Up until that point, I kept having to remind myself why I was going through all this. It was so, so hard, and it would have been so, so easy to just cut her out. I wouldn’t have had to go through all this. I had to force myself to think about being able to sit up, walk around, and pick up Dagmar. In that moment when I realized it was actually going to happen, I didn’t need to remind myself anymore. I knew exactly why I was doing it. I think before, I was so scared I’d have that worst case scenario of recovering from both labor and surgery, which would defeat the whole purpose of going for the VBAC for me. Those fears were finally gone.
Fie asked if I’d rather stand or squat or sit a birthing chair, but the thought of moving unnecessarily scared me more than the thought of not being in the best possible position. I felt like things were going ok where I was and I didn’t want to mess with it. With Thomas holding my left leg and Fie holding my right with each contraction, I pushed with everything I had. Fie offered pointers between contractions, and encouragement during them. I hated pushing. I hated it every time but I kept thinking it would be over soon. At one point, Thomas exclaimed that she had dark hair. I tried to be encouraged by that but I hated it so much!

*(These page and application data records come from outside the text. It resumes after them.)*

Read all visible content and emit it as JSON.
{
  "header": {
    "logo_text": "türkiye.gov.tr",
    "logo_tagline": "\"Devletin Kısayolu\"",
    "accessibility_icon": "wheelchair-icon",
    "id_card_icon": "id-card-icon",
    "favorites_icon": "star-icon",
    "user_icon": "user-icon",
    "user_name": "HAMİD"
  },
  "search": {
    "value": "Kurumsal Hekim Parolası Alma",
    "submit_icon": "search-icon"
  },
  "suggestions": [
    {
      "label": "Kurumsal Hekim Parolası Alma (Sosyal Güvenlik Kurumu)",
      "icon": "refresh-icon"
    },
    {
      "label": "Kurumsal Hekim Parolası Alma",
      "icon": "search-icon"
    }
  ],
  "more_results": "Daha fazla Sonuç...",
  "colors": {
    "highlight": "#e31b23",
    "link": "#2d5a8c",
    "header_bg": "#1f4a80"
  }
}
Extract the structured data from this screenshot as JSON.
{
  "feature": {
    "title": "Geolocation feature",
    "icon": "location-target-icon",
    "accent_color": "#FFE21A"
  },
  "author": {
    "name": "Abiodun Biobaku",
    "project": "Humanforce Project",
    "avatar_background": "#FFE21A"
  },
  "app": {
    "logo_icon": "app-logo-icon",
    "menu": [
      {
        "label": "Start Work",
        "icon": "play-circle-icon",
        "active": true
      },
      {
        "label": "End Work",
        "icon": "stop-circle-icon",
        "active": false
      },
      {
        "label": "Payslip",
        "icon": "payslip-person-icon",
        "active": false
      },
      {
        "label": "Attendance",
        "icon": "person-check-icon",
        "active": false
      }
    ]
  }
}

Then I had a push that brought on a whole new world of incredible pain. I screamed. Really loud. Fie said I was doing great and just needed a bit more, I screamed “NOOOO!” I didn’t think I could, but I also knew I didn’t really have a choice. One more incredibly painful push later, and I felt her slip out and then she was on my chest. I looked down at her, and was just in shock at what I’d just done.

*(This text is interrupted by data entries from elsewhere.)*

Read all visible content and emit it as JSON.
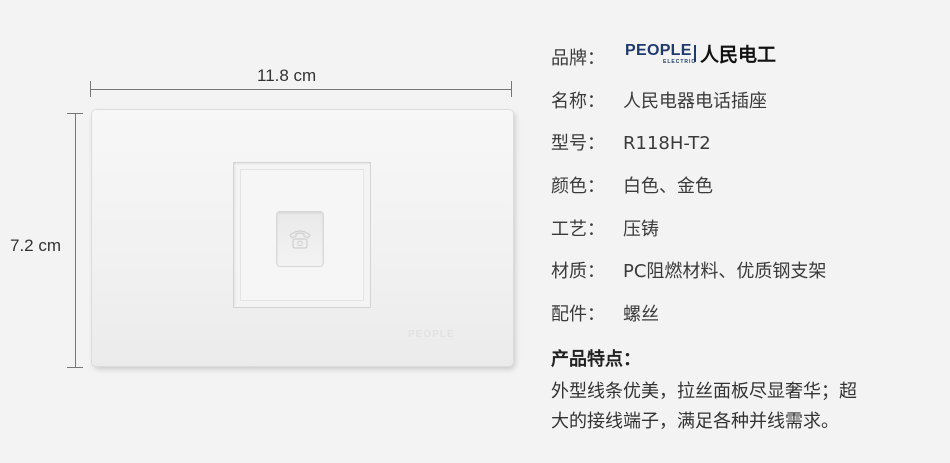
{
  "dimensions": {
    "width": "11.8 cm",
    "height": "7.2 cm"
  },
  "product": {
    "plate_brand": "PEOPLE",
    "jack_icon": "telephone-icon"
  },
  "brand": {
    "label": "品牌：",
    "logo_en": "PEOPLE",
    "logo_sub": "ELECTRIC",
    "logo_cn": "人民电工"
  },
  "specs": [
    {
      "label": "名称：",
      "value": "人民电器电话插座"
    },
    {
      "label": "型号：",
      "value": "R118H-T2"
    },
    {
      "label": "颜色：",
      "value": "白色、金色"
    },
    {
      "label": "工艺：",
      "value": "压铸"
    },
    {
      "label": "材质：",
      "value": "PC阻燃材料、优质钢支架"
    },
    {
      "label": "配件：",
      "value": "螺丝"
    }
  ],
  "features": {
    "title": "产品特点：",
    "line1": "外型线条优美，拉丝面板尽显奢华；超",
    "line2": "大的接线端子，满足各种并线需求。"
  }
}
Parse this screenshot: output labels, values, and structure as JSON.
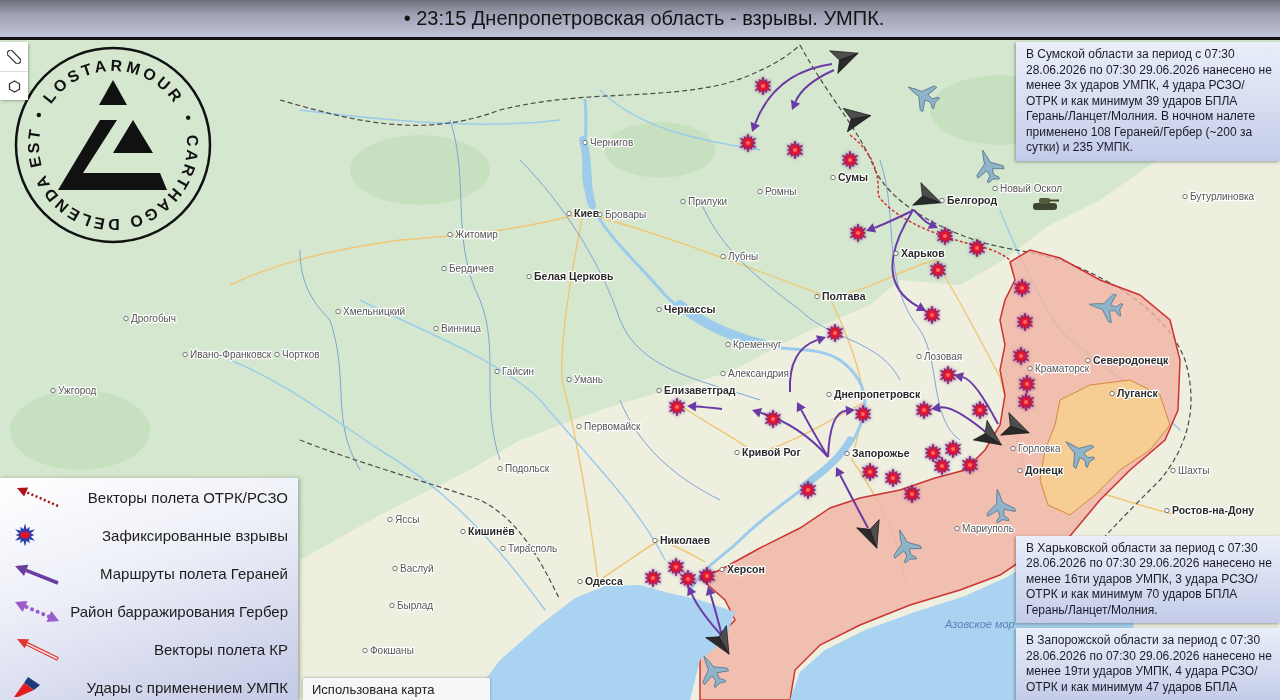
{
  "title": "• 23:15 Днепропетровская область - взрывы. УМПК.",
  "logo": {
    "brand": "LOSTARMOUR",
    "motto": "CARTHAGO DELENDA EST"
  },
  "map": {
    "cities": [
      {
        "name": "Чернигов",
        "kind": "minor"
      },
      {
        "name": "Сумы",
        "kind": "major"
      },
      {
        "name": "Прилуки",
        "kind": "minor"
      },
      {
        "name": "Ромны",
        "kind": "minor"
      },
      {
        "name": "Белгород",
        "kind": "major"
      },
      {
        "name": "Новый Оскол",
        "kind": "minor"
      },
      {
        "name": "Бутурлиновка",
        "kind": "minor"
      },
      {
        "name": "Киев",
        "kind": "major"
      },
      {
        "name": "Бровары",
        "kind": "minor"
      },
      {
        "name": "Житомир",
        "kind": "minor"
      },
      {
        "name": "Лубны",
        "kind": "minor"
      },
      {
        "name": "Харьков",
        "kind": "major"
      },
      {
        "name": "Бердичев",
        "kind": "minor"
      },
      {
        "name": "Белая Церковь",
        "kind": "major"
      },
      {
        "name": "Полтава",
        "kind": "major"
      },
      {
        "name": "Дрогобыч",
        "kind": "minor"
      },
      {
        "name": "Хмельницкий",
        "kind": "minor"
      },
      {
        "name": "Черкассы",
        "kind": "major"
      },
      {
        "name": "Винница",
        "kind": "minor"
      },
      {
        "name": "Кременчуг",
        "kind": "minor"
      },
      {
        "name": "Ивано-Франковск",
        "kind": "minor"
      },
      {
        "name": "Чортков",
        "kind": "minor"
      },
      {
        "name": "Лозовая",
        "kind": "minor"
      },
      {
        "name": "Гайсин",
        "kind": "minor"
      },
      {
        "name": "Умань",
        "kind": "minor"
      },
      {
        "name": "Александрия",
        "kind": "minor"
      },
      {
        "name": "Краматорск",
        "kind": "minor"
      },
      {
        "name": "Северодонецк",
        "kind": "major"
      },
      {
        "name": "Ужгород",
        "kind": "minor"
      },
      {
        "name": "Елизаветград",
        "kind": "major"
      },
      {
        "name": "Днепропетровск",
        "kind": "major"
      },
      {
        "name": "Луганск",
        "kind": "major"
      },
      {
        "name": "Первомайск",
        "kind": "minor"
      },
      {
        "name": "Кривой Рог",
        "kind": "major"
      },
      {
        "name": "Запорожье",
        "kind": "major"
      },
      {
        "name": "Горловка",
        "kind": "minor"
      },
      {
        "name": "Подольск",
        "kind": "minor"
      },
      {
        "name": "Донецк",
        "kind": "major"
      },
      {
        "name": "Шахты",
        "kind": "minor"
      },
      {
        "name": "Ростов-на-Дону",
        "kind": "major"
      },
      {
        "name": "Яссы",
        "kind": "minor"
      },
      {
        "name": "Кишинёв",
        "kind": "major"
      },
      {
        "name": "Мариуполь",
        "kind": "minor"
      },
      {
        "name": "Тирасполь",
        "kind": "minor"
      },
      {
        "name": "Николаев",
        "kind": "major"
      },
      {
        "name": "Васлуй",
        "kind": "minor"
      },
      {
        "name": "Херсон",
        "kind": "major"
      },
      {
        "name": "Одесса",
        "kind": "major"
      },
      {
        "name": "Бырлад",
        "kind": "minor"
      },
      {
        "name": "Фокшаны",
        "kind": "minor"
      }
    ],
    "sea_label": "Азовское мор"
  },
  "legend": [
    {
      "kind": "otrk_vector",
      "label": "Векторы полета ОТРК/РСЗО"
    },
    {
      "kind": "explosion",
      "label": "Зафиксированные взрывы"
    },
    {
      "kind": "geran_route",
      "label": "Маршруты полета Гераней"
    },
    {
      "kind": "gerber_area",
      "label": "Район барражирования Гербер"
    },
    {
      "kind": "cruise_vector",
      "label": "Векторы полета КР"
    },
    {
      "kind": "umpk_strike",
      "label": "Удары с применением УМПК"
    }
  ],
  "map_credit": "Использована карта",
  "reports": [
    "В Сумской области за период с 07:30 28.06.2026 по 07:30 29.06.2026 нанесено не менее 3х ударов УМПК, 4 удара РСЗО/ОТРК и как минимум 39 ударов БПЛА Герань/Ланцет/Молния. В ночном налете применено 108 Гераней/Гербер (~200 за сутки) и 235 УМПК.",
    "В Харьковской области за период с 07:30 28.06.2026 по 07:30 29.06.2026 нанесено не менее 16ти ударов УМПК, 3 удара РСЗО/ОТРК и как минимум 70 ударов БПЛА Герань/Ланцет/Молния.",
    "В Запорожской области за период с 07:30 28.06.2026 по 07:30 29.06.2026 нанесено не менее 19ти ударов УМПК, 4 удара РСЗО/ОТРК и как минимум 47 ударов БПЛА"
  ]
}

I was vaguely aware of talks of pitocin shots to deliver the placenta, getting Thomas to cut the cord, and other mess, but I was concentrating on this little perfect girl on my chest. I loved her huge blue-grey eyes looking up at me. I was asked to push to get the placenta out, and felt a floppy, squishy thing slide out with little effort. “Why couldn’t you be that easy?” I asked Maggie, but she didn’t answer.
I asked how bad it was down below, and Fie said she would need to give me stitches, but it wasn’t bad at all. I was so excited. Just some stitches. No big deal. I’m going to have a good recovery!
Getting the stitches wasn’t bad at all. She gave me a local first and I didn’t feel much of anything. Since I wanted to breastfeed, she said Maggie should stay on my chest until nursing the first time. I held her a bit and just admired her until she looked like she was rooting. I had to help her latch on but she nursed like a champ once on. Fie seemed impressed with how quickly we got it working.
We could be discharged as soon as I peed, so I was advised to drink a lot. A tray was brought in with sandwiches, cake, and lots of juice, I ate both sandwiches. I hadn’t realized how hungry I was until I started to eat. I let Thomas eat the cake, which looked ok, but not that appetizing. Thomas got me another sandwich instead.
I kept the juice coming, partly because I like it, and partly because I wanted to pee and go home. I was able to sit up on my own, and it didn’t hurt at all. I couldn’t help but be struck with the difference from my cesarean recovery. I stood up, and realized not only was it better than my cesarean recovery, it was better than being pregnant! All my pelvic pain was gone! I was so delighted.
My first attempt to pee was unsuccessful. I was surprised at how hard it was to try to pee. More juice. And more. And more.
While waiting for the juice to take effect, Fie went over a bunch of information and gave us a bunch of brochures and stuff. I was surprised to receive a copy of all the records from the fødegang. We didn’t get anything like that last time. She also gave us a present: a little knit hat in red, white, and blue for our half-American baby.
I kept downing juice until I felt I’d burst. It was still difficult to pee, but I managed. I got dressed and Thomas dressed Maggie. We packed up our bag and rang Fie to say our final good-byes. Just four hours after giving birth, I was holding my baby and walking out the door to go home. Though tired and a bit sore, I felt on top of the world.